BAFTA winner Jonathan Allen still sounds a little like a fan who got lucky, albeit a very talented one.
In fact, this former Harrogate man is one of the world’s best sound engineers, working with some of the greats of classical music and movies in Abbey Road studios. for EMI.
He was still surprised, however, to win a BAFTA recently for blockbuster film musical Les Miserables starring Hugh Jackman, Russell Crowe and Anne Hathaway .
The ex-St Aidan’s High School student said: “We’re always working to tight deadlines, just trying to do a good job so things like awards are something you never think about.
“Sound engineering isn’t recognised in awards much, outside of the Grammys. So to get a BAFTA was a big event.”
Directed by Tom Hooper, Les Mis was an unusual production, Jonathan said.
“Usually the music for any movie is tagged on at the end once it’s all been shot but Tom’s idea was to record live vocals, which had a lot of ramifications and potential problems.

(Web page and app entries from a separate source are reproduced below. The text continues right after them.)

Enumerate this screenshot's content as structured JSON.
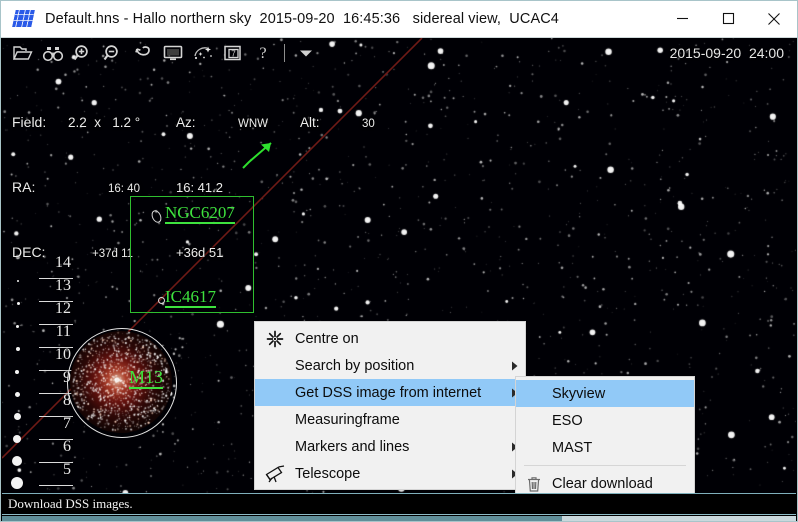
{
  "window": {
    "title": "Default.hns - Hallo northern sky  2015-09-20  16:45:36   sidereal view,  UCAC4",
    "app_icon": "sky-grid-icon",
    "minimize_label": "Minimize",
    "maximize_label": "Maximize",
    "close_label": "Close"
  },
  "toolbar": {
    "datetime": "2015-09-20  24:00",
    "buttons": [
      {
        "name": "open-file-button",
        "icon": "open-folder-icon",
        "tooltip": "Open"
      },
      {
        "name": "search-button",
        "icon": "binoculars-icon",
        "tooltip": "Search"
      },
      {
        "name": "zoom-in-button",
        "icon": "zoom-in-icon",
        "tooltip": "Zoom in"
      },
      {
        "name": "zoom-out-button",
        "icon": "zoom-out-icon",
        "tooltip": "Zoom out"
      },
      {
        "name": "undo-button",
        "icon": "undo-arrow-icon",
        "tooltip": "Undo"
      },
      {
        "name": "fullscreen-button",
        "icon": "monitor-icon",
        "tooltip": "Screen"
      },
      {
        "name": "deepsky-button",
        "icon": "sparkle-stars-icon",
        "tooltip": "Deep sky"
      },
      {
        "name": "calendar-button",
        "icon": "calendar-7-icon",
        "tooltip": "Date"
      },
      {
        "name": "help-button",
        "icon": "question-mark-icon",
        "tooltip": "Help"
      },
      {
        "name": "more-button",
        "icon": "chevron-down-icon",
        "tooltip": "More"
      }
    ]
  },
  "info": {
    "field_label": "Field:",
    "field_value": "2.2  x   1.2 °",
    "az_label": "Az:",
    "az_value": "WNW",
    "alt_label": "Alt:",
    "alt_value": "30",
    "ra_label": "RA:",
    "ra_value1": "16: 40",
    "ra_value2": "16: 41.2",
    "dec_label": "DEC:",
    "dec_value1": "+37d 11",
    "dec_value2": "+36d 51"
  },
  "sky": {
    "magnitude_scale": [
      "14",
      "13",
      "12",
      "11",
      "10",
      "9",
      "8",
      "7",
      "6",
      "5"
    ],
    "objects": [
      {
        "name": "NGC6207",
        "label": "NGC6207"
      },
      {
        "name": "IC4617",
        "label": "IC4617"
      },
      {
        "name": "M13",
        "label": "M13"
      }
    ],
    "label_color": "#3ee23e",
    "frame_color": "#2fbe2f"
  },
  "context_menu": {
    "items": [
      {
        "name": "centre-on",
        "label": "Centre on",
        "icon": "centre-asterisk-icon",
        "submenu": false,
        "selected": false
      },
      {
        "name": "search-by-position",
        "label": "Search by position",
        "icon": "",
        "submenu": true,
        "selected": false
      },
      {
        "name": "get-dss-image",
        "label": "Get DSS image from internet",
        "icon": "",
        "submenu": true,
        "selected": true
      },
      {
        "name": "measuringframe",
        "label": "Measuringframe",
        "icon": "",
        "submenu": false,
        "selected": false
      },
      {
        "name": "markers-and-lines",
        "label": "Markers and lines",
        "icon": "",
        "submenu": true,
        "selected": false
      },
      {
        "name": "telescope",
        "label": "Telescope",
        "icon": "telescope-icon",
        "submenu": true,
        "selected": false
      }
    ]
  },
  "submenu": {
    "items": [
      {
        "name": "skyview",
        "label": "Skyview",
        "icon": "",
        "selected": true,
        "separator_before": false
      },
      {
        "name": "eso",
        "label": "ESO",
        "icon": "",
        "selected": false,
        "separator_before": false
      },
      {
        "name": "mast",
        "label": "MAST",
        "icon": "",
        "selected": false,
        "separator_before": false
      },
      {
        "name": "clear-download",
        "label": "Clear  download",
        "icon": "trash-icon",
        "selected": false,
        "separator_before": true
      }
    ]
  },
  "statusbar": {
    "message": "Download DSS images."
  },
  "colors": {
    "menu_highlight": "#91c9f7",
    "menu_background": "#f1f1f1",
    "sky_background": "#000005",
    "green_label": "#3ee23e",
    "status_text": "#f2f2f2"
  }
}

“To get the right quality for him we had to get involved very early on the set.”
Although Jonathan, who went to Woodlands Primary School in Harrogate as a child, has worked with the biggest names in Hollywood and beyond, from the Berlin Philharmonic Orchestra to Steve Spielberg’s composer of choice, John Williams , he hasn’t forgotten his roots.
He says the quality of education in his hometown was vital in enabling to forge such a successfula nd varied career, equally equipped to turn his hand to film scores with the late John Barry or remixing Freddie Mercury’s Barcelona album, as he did last year.

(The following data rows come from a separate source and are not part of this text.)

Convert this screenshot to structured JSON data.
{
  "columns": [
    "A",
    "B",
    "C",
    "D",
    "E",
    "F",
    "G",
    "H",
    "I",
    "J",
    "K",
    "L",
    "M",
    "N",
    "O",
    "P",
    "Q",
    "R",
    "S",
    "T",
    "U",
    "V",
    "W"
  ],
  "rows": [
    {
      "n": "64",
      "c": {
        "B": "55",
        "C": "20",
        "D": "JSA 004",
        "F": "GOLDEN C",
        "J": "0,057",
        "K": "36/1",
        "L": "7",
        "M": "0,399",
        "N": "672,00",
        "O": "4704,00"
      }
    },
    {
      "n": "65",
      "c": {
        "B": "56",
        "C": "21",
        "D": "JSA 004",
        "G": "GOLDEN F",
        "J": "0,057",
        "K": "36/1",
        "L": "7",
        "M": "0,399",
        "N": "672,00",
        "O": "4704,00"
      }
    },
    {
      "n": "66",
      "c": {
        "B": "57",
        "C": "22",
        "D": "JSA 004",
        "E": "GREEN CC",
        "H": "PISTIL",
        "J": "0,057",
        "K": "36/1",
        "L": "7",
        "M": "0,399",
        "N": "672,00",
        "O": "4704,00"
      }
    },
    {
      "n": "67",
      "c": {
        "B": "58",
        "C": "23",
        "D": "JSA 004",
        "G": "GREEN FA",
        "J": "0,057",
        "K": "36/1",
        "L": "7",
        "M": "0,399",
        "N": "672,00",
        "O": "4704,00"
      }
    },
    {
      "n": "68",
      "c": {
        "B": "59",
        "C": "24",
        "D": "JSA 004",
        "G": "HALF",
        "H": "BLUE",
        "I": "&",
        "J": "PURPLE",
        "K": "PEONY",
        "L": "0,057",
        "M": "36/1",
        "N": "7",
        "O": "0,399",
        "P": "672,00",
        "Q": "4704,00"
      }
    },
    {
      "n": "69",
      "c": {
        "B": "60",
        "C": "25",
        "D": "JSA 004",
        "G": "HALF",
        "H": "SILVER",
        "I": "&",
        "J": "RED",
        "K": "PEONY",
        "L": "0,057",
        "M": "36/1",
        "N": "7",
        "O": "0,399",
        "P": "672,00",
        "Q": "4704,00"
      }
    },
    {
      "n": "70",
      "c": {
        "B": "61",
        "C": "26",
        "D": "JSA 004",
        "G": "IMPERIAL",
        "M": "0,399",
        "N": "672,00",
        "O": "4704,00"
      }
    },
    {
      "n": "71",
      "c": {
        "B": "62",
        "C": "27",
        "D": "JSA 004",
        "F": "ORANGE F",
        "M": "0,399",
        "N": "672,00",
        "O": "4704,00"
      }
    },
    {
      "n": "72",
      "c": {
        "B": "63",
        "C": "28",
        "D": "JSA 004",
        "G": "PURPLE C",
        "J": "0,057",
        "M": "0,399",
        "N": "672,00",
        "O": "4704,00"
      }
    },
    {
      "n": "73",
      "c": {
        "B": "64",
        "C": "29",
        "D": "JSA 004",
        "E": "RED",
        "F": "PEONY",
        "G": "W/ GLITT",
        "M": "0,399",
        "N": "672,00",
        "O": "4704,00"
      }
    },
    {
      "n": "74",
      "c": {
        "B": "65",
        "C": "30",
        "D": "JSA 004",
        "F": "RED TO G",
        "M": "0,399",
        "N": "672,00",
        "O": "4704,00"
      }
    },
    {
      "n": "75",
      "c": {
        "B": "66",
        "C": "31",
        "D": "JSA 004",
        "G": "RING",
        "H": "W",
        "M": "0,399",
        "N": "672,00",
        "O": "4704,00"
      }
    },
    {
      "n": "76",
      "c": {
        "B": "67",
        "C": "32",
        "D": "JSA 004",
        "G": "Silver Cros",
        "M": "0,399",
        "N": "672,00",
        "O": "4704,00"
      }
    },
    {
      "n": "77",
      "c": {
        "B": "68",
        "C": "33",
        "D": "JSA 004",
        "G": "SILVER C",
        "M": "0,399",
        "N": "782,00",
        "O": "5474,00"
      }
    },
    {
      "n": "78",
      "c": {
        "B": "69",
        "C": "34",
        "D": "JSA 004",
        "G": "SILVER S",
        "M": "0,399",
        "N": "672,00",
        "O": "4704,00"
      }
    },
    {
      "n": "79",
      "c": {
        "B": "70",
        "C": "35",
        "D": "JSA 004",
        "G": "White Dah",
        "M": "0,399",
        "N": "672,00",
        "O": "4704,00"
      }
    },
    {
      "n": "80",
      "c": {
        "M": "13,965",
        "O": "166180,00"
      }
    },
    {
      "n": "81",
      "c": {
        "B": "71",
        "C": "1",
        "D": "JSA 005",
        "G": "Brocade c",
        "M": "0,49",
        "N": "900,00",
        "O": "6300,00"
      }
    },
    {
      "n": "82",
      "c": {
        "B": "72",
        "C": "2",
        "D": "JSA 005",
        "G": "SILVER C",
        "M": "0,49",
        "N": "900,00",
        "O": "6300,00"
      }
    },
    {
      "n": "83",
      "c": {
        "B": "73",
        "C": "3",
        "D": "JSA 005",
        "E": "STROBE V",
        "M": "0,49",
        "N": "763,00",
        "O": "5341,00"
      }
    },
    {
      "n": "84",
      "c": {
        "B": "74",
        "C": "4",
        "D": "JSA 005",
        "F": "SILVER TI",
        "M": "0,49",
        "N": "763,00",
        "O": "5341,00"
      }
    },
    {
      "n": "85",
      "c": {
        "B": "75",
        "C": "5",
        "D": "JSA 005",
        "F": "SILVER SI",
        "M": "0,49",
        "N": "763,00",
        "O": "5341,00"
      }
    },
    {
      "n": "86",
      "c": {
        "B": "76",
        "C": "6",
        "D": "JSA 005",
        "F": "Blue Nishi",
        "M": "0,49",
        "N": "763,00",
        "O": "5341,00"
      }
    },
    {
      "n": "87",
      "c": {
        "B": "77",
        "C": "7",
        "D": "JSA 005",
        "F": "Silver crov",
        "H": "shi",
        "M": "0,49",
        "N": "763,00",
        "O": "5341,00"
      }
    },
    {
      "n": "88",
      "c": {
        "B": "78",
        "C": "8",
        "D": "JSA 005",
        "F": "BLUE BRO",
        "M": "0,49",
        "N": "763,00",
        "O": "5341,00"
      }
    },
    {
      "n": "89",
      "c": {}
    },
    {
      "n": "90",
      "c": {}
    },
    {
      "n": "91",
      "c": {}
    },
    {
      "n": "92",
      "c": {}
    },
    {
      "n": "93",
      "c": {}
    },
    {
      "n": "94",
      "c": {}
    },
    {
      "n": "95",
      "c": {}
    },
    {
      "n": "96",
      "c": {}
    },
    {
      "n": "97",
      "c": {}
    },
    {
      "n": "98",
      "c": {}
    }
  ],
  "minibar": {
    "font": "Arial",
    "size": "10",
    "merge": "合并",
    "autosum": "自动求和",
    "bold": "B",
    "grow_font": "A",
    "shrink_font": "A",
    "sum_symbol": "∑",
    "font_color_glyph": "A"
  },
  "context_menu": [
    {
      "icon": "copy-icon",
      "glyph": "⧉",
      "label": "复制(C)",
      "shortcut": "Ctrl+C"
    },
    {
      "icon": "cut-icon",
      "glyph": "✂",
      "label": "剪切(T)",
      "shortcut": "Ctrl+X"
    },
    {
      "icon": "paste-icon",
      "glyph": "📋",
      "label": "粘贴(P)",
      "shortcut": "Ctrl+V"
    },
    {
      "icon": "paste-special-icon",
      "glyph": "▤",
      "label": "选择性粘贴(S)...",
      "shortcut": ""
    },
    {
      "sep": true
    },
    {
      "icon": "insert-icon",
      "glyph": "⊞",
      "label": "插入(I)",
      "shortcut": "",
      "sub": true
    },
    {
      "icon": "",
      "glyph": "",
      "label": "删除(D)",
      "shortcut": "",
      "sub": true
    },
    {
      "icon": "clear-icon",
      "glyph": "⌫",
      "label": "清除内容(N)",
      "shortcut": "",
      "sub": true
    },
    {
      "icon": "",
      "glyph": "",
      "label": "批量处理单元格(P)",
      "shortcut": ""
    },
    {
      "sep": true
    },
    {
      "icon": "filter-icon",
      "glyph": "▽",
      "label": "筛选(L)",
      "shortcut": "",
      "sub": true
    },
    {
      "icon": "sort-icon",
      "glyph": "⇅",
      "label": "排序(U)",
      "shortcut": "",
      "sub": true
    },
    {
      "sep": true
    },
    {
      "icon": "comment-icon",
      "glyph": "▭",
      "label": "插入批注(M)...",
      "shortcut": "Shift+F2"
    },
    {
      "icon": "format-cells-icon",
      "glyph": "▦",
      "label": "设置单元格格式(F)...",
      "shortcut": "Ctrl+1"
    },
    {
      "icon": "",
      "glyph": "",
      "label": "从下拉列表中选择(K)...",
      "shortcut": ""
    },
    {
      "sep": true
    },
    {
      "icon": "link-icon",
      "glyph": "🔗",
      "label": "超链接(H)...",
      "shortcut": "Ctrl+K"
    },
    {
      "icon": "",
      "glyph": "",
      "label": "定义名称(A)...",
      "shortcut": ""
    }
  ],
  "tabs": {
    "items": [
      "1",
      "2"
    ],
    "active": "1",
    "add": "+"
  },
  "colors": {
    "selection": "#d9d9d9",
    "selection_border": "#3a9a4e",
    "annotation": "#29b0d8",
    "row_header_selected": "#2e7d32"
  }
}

“The music scene in Harrogate was incredibly encouraging when I was a youngster. I used to play with the Harrogate and Skipton Symphony Orchestra at Harrogate Music Centre every Saturday.
“St Aidan’s was full of world class teachers who were passionate about music and very demaning in terms of standards. They were also very well connected in the business. They could have worked in London or eleswhere but they chose to stay in Harrogate because they wanted to.”
If there was one piece of advice Jonathan would give any student today hoping to follow in his footsteps it would be to learn to play an instrument first.
As a youngster he played violin, still his favourite instrument and violin concertos remain one of his great passions.
But his love of classical music didn’t prevent him taking some unusual twists and turns in the development of his musical palate.
“I was brought up on classical music but in my late teens I got into hard rock. Lynryd Skynryd, at first, before moving onto AD/DC and then the whole range. I love music, all kinds of music.”